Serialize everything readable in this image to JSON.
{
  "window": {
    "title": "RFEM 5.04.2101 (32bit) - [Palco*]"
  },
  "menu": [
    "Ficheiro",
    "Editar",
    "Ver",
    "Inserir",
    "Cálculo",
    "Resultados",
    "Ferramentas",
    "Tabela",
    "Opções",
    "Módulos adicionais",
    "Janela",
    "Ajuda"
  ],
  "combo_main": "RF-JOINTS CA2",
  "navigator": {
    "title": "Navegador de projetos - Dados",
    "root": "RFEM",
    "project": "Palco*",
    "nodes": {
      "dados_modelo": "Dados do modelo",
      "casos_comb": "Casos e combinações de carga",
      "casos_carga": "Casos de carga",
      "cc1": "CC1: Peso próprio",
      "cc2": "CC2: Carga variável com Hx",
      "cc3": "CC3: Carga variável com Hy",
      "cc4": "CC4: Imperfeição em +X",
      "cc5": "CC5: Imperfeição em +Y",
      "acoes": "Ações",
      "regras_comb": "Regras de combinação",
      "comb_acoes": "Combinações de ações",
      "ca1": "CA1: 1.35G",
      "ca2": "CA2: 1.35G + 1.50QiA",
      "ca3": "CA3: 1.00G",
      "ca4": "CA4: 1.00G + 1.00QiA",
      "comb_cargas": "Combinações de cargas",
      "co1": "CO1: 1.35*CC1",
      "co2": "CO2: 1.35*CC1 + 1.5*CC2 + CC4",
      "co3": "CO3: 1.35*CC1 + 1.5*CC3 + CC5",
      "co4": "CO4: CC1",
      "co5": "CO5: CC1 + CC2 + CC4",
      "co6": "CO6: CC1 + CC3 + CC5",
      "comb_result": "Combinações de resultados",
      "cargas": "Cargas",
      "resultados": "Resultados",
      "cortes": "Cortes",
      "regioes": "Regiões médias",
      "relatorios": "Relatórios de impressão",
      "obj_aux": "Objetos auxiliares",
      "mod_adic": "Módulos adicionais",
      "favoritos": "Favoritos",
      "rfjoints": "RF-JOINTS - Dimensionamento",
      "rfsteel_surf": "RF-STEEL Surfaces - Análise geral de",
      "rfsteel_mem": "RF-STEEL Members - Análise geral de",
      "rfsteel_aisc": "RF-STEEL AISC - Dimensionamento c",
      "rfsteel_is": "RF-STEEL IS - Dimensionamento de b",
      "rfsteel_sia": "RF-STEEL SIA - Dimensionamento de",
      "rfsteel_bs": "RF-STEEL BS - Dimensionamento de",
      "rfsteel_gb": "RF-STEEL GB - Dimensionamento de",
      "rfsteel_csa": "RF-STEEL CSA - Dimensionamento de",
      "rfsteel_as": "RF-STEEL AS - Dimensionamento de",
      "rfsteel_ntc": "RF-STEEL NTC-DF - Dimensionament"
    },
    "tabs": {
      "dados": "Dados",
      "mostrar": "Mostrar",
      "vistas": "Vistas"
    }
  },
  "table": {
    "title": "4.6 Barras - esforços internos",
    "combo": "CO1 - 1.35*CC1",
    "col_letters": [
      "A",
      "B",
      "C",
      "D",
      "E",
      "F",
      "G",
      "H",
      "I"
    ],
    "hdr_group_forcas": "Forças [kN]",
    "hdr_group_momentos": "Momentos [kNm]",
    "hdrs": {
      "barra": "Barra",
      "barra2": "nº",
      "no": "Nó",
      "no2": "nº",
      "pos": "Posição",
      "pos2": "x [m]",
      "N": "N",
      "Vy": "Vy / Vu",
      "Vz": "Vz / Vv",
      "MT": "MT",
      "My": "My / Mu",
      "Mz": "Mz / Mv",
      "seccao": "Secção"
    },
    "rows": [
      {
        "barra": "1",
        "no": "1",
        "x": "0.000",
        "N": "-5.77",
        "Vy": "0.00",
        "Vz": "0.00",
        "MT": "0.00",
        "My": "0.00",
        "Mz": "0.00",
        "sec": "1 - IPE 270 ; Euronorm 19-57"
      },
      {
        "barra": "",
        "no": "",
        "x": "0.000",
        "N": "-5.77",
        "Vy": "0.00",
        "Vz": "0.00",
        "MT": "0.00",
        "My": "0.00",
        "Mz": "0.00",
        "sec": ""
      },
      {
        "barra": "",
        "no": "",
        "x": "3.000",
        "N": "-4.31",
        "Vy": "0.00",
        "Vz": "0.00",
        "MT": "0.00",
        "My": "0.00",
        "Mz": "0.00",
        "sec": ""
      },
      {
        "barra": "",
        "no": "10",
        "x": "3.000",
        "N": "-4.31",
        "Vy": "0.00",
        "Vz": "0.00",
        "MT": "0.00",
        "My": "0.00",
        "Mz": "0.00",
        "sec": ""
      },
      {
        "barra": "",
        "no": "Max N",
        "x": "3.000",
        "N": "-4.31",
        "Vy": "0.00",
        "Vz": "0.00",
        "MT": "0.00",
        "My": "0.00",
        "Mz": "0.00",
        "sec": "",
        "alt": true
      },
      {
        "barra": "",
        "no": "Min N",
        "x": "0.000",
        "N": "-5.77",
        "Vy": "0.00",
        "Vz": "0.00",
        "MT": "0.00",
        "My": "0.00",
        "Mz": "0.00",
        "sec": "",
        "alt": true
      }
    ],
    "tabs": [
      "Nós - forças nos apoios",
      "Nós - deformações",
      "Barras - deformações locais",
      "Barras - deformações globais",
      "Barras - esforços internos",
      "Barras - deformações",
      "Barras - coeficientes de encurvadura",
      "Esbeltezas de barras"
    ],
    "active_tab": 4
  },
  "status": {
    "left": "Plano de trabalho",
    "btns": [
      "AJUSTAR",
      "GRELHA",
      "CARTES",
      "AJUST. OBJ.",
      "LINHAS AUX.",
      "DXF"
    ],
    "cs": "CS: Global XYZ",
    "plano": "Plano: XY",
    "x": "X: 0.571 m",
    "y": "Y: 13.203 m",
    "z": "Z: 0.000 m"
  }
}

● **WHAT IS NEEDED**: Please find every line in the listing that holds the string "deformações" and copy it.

● **RESPONSE TO THE TASK**:
      "Nós - deformações",
      "Barras - deformações locais",
      "Barras - deformações globais",
      "Barras - deformações",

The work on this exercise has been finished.